Sunday on NBC’s “Meet the Press,” NBC News chief Foreign Correspondent Richard Engel said people were fleeing a “war-zone dynamic” in Central America.
Partial transcript as follows:
TODD: Richard Engel returned last night from a trip to El Salvador where he reported why people are willing to risk this dangerous journey and family separation to come to the United States, and Richard joins me now from Seaside, California, where we made him stop here to get on our show. Richard, thanks very much. Let me start with this. Normally I’m talking to you and you’re in a war zone somewhere, maybe you’re in Syria, maybe you’re in North Africa or maybe somewhere in Asia, but here you are in Central America.

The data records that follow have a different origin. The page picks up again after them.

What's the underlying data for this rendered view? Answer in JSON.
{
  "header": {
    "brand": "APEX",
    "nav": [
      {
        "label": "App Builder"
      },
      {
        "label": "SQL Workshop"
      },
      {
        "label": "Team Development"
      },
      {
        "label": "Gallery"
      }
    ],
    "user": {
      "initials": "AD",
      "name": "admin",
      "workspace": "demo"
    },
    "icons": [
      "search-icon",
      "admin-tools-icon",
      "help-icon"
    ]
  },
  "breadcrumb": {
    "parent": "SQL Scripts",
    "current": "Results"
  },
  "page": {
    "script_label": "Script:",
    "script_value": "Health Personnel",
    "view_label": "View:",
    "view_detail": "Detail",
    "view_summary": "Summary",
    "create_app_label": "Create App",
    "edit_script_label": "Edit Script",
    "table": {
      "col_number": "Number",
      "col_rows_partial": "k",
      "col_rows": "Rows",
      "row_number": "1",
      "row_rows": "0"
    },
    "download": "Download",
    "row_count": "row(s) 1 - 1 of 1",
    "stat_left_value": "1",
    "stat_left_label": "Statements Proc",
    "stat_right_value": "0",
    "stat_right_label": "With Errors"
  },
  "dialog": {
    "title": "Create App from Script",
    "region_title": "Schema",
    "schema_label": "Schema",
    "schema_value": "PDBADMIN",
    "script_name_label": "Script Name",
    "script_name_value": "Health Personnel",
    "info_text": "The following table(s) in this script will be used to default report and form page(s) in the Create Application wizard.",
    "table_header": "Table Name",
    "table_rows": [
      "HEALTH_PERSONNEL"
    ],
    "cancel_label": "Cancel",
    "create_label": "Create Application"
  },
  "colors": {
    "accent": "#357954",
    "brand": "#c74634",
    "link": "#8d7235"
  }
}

Does it feel like the war zones you cover when you cover the war?
ENGEL: It felt very much like a war zone, a low-grade war zone and there were places in El Salvador where you can’t go, and where the police and government don’t feel safe to go. We’re talking about a population of 100,000 active gang members and when you have that many people with guns and when you have a government that doesn’t feel in control of the capital city, then you’re having a war zone dynamic. People we talked to said they’re afraid to go out in the countryside. When they do, they see gang members carrying their weapons openly. There are gang checkpoints stopping you, asking you where you’re from and what affiliation you have and if they don’t like your answers they will kill you and drop you in the street. We went to a prison and met very hard-core gang members and one of them bragged to us that he’d killed 35 people just himself and when you have that number of dangerous people who feel that emboldened, it is not surprising that people want to leave the country and seek different opportunities and don’t want their children to get sucked into the gang life and have them become the next generation of killers or victims.
TODD: In some ways you’ve spent way too much time in Syria for us at NBC. Compare the story in El Salvador. How much of that country are they actually governing and how much of it are the gangs in charge of? Is it like Syria where you had parts of the country governed by certain entities?

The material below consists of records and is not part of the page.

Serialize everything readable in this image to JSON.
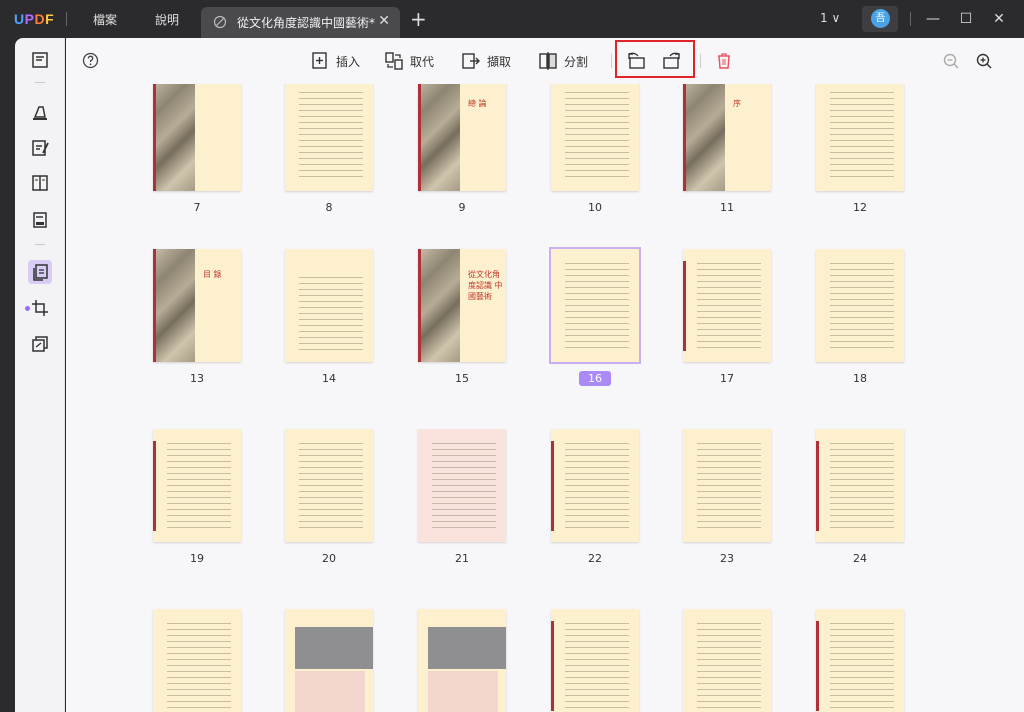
{
  "app": {
    "logo": "UPDF",
    "menus": [
      "檔案",
      "說明"
    ]
  },
  "tab": {
    "title": "從文化角度認識中國藝術*",
    "close": "✕",
    "add": "+"
  },
  "window": {
    "page_indicator": "1 ∨",
    "avatar_letter": "吾",
    "minimize": "—",
    "maximize": "☐",
    "close": "✕"
  },
  "toolbar": {
    "insert_label": "插入",
    "replace_label": "取代",
    "extract_label": "擷取",
    "split_label": "分割"
  },
  "accent_colors": {
    "brand": "#a98af7",
    "highlight": "#e0242c",
    "delete": "#e8505b"
  },
  "pages": [
    {
      "num": "7",
      "kind": "art"
    },
    {
      "num": "8",
      "kind": "text"
    },
    {
      "num": "9",
      "kind": "art-title",
      "title": "總 論"
    },
    {
      "num": "10",
      "kind": "text"
    },
    {
      "num": "11",
      "kind": "art-title",
      "title": "序"
    },
    {
      "num": "12",
      "kind": "text"
    },
    {
      "num": "13",
      "kind": "art-title",
      "title": "目 錄"
    },
    {
      "num": "14",
      "kind": "toc"
    },
    {
      "num": "15",
      "kind": "art-title",
      "title": "從文化角度認識 中國藝術"
    },
    {
      "num": "16",
      "kind": "text-selected"
    },
    {
      "num": "17",
      "kind": "text-bar"
    },
    {
      "num": "18",
      "kind": "text"
    },
    {
      "num": "19",
      "kind": "text-bar"
    },
    {
      "num": "20",
      "kind": "text"
    },
    {
      "num": "21",
      "kind": "text-pink"
    },
    {
      "num": "22",
      "kind": "text-bar"
    },
    {
      "num": "23",
      "kind": "text"
    },
    {
      "num": "24",
      "kind": "text-bar"
    },
    {
      "num": "",
      "kind": "text"
    },
    {
      "num": "",
      "kind": "gray-block"
    },
    {
      "num": "",
      "kind": "gray-block"
    },
    {
      "num": "",
      "kind": "text-bar"
    },
    {
      "num": "",
      "kind": "text"
    },
    {
      "num": "",
      "kind": "text-bar"
    }
  ],
  "selected_page": "16"
}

ENGEL: Well, not just the 100,000 people or so who are active gang members, there are some estimates that you have to multiply that number by five or ten to get the real number of people who are actually affiliated with gangs, supported with gangs, make their livelihood with gangs, and this is a small country, El Salvador. We’re only talking 6.5 million people. That is roughly one in ten people there is either a gang member or makes their livelihood from a gang member. We’re talking about 10% of the population, just of the population living outside the law, and this is a population that is armed. So they are able to control and exert their will over a lot more of the percentage than that. So there are large parts of the country that are not fully under the government’s control.
Follow Pam Key on Twitter @pamkeyNEN